Gross domestic product increased 0.6 per cent from the previous three months, Eurostat reported today, confirming a January 30 estimate. Growth slowed in Germany and Italy, while the pace of expansion accelerated in the Netherlands and Portugal, according to separate reports.
The European Commission has said the economic expansion in the 19-nation region is now more balanced than at any time since the financial crisis, and the International Monetary Fund has raised its global outlook for 2018. ECB policy makers say they’re increasingly confident that robust economic growth will slowly rekindle price pressures, paving the way for a gradual withdrawal of monetary accommodation.
Germany’s upswing — despite a slowdown in quarterly output — continues to be a key ingredient for growth in the euro area.

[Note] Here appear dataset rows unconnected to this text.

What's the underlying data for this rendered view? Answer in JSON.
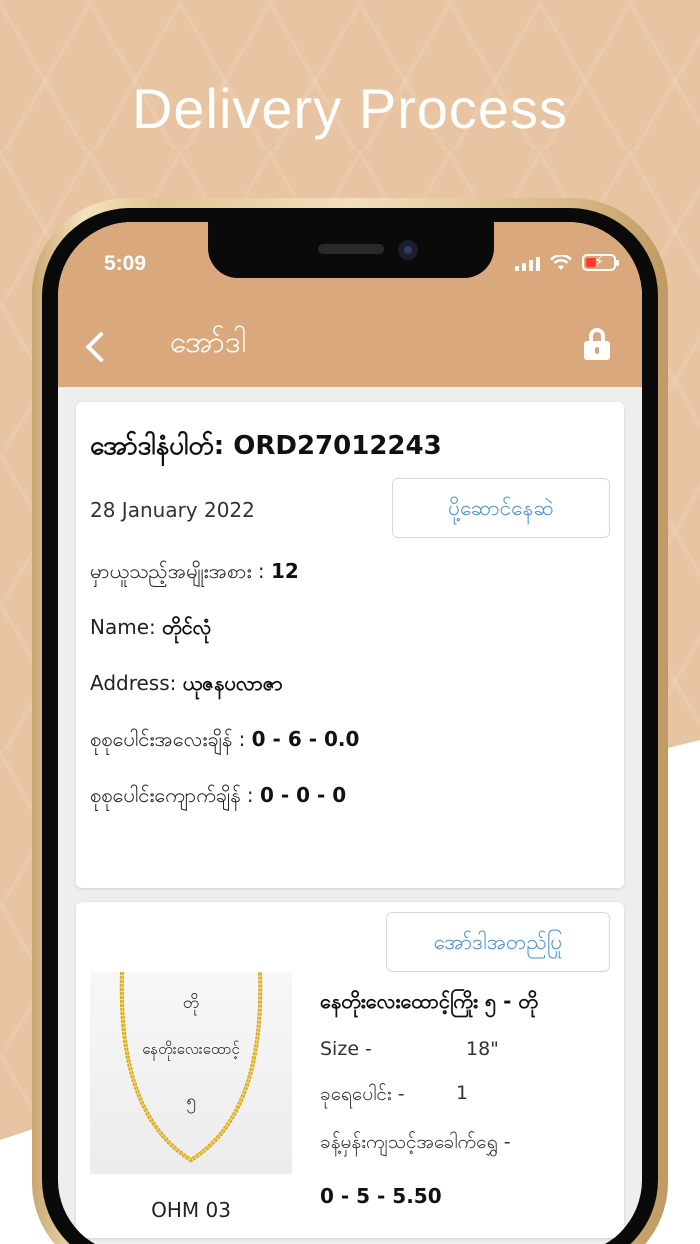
{
  "headline": "Delivery Process",
  "status_bar": {
    "time": "5:09"
  },
  "header": {
    "title": "အော်ဒါ"
  },
  "order": {
    "number_label": "အော်ဒါနံပါတ်: ORD27012243",
    "date": "28 January 2022",
    "status_button": "ပို့ဆောင်နေဆဲ",
    "item_count_label": "မှာယူသည့်အမျိုးအစား :",
    "item_count_value": "12",
    "name_label": "Name:",
    "name_value": "တိုင်လုံ",
    "address_label": "Address:",
    "address_value": "ယုဇနပလာဇာ",
    "total_weight_label": "စုစုပေါင်းအလေးချိန် :",
    "total_weight_value": "0 - 6 - 0.0",
    "total_loss_label": "စုစုပေါင်းကျောက်ချိန် :",
    "total_loss_value": "0 - 0 - 0"
  },
  "product": {
    "detail_button": "အော်ဒါအတည်ပြု",
    "image_text_1": "တို",
    "image_text_2": "နေတိုးလေးထောင့်",
    "image_text_3": "၅",
    "code": "OHM 03",
    "name": "နေတိုးလေးထောင့်ကြိုး ၅ - တို",
    "size_label": "Size -",
    "size_value": "18\"",
    "qty_label": "ခုရေပေါင်း -",
    "qty_value": "1",
    "weight_label": "ခန့်မှန်းကျသင့်အခေါက်ရွှေ -",
    "weight_value": "0 - 5 - 5.50"
  },
  "colors": {
    "background": "#e8c4a2",
    "header": "#d9a87c",
    "accent_text": "#4a90d9"
  },
  "icons": [
    "back-chevron-icon",
    "lock-icon",
    "signal-icon",
    "wifi-icon",
    "battery-icon"
  ]
}
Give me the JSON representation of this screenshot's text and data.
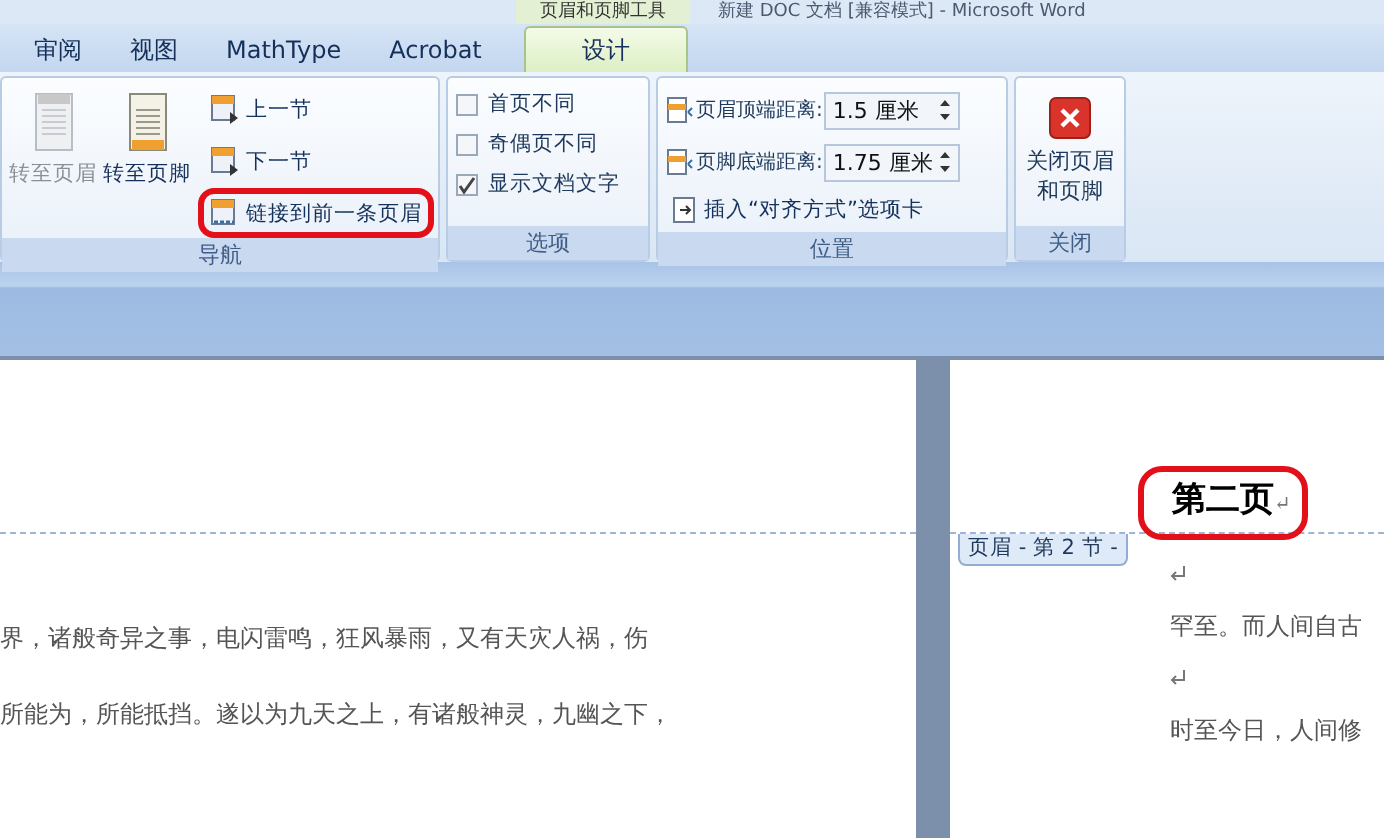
{
  "window": {
    "context_group": "页眉和页脚工具",
    "title": "新建 DOC 文档 [兼容模式] - Microsoft Word"
  },
  "tabs": [
    {
      "label": "审阅",
      "selected": false
    },
    {
      "label": "视图",
      "selected": false
    },
    {
      "label": "MathType",
      "selected": false
    },
    {
      "label": "Acrobat",
      "selected": false
    },
    {
      "label": "设计",
      "selected": true
    }
  ],
  "ribbon": {
    "navigation": {
      "label": "导航",
      "large_buttons": [
        {
          "label": "转至页眉",
          "disabled": true
        },
        {
          "label": "转至页脚",
          "disabled": false
        }
      ],
      "small_buttons": [
        {
          "label": "上一节",
          "kind": "prev",
          "highlighted": false
        },
        {
          "label": "下一节",
          "kind": "next",
          "highlighted": false
        },
        {
          "label": "链接到前一条页眉",
          "kind": "link",
          "highlighted": true
        }
      ]
    },
    "options": {
      "label": "选项",
      "checkboxes": [
        {
          "label": "首页不同",
          "checked": false
        },
        {
          "label": "奇偶页不同",
          "checked": false
        },
        {
          "label": "显示文档文字",
          "checked": true
        }
      ]
    },
    "position": {
      "label": "位置",
      "spinners": [
        {
          "label": "页眉顶端距离:",
          "value": "1.5 厘米"
        },
        {
          "label": "页脚底端距离:",
          "value": "1.75 厘米"
        }
      ],
      "insert_button": "插入“对齐方式”选项卡"
    },
    "close": {
      "label": "关闭",
      "button": "关闭页眉和页脚"
    }
  },
  "pages": [
    {
      "lines": [
        "界，诸般奇异之事，电闪雷鸣，狂风暴雨，又有天灾人祸，伤",
        "所能为，所能抵挡。遂以为九天之上，有诸般神灵，九幽之下，"
      ]
    },
    {
      "header_text": "第二页",
      "header_mark": "↵",
      "header_highlighted": true,
      "header_tag": "页眉 - 第 2 节 -",
      "lines": [
        "罕至。而人间自古",
        "时至今日，人间修"
      ]
    }
  ]
}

Momentum in the country at the end of last year was driven by a strong increase in exports, according to a national report. Government consumption and equipment investment increased, while private spending remained largely unchanged and construction slipped.
The Dutch economy also benefited from buoyant global trade. GDP increased 0.8 per cent in the fourth quarter, exceeding economist estimates. Italian growth slowed to 0.3 per cent, leaving it lagging behind France and Germany and providing a note of caution ahead of general elections next month. GDP increased 0.7 per cent in Portugal. — Bloomberg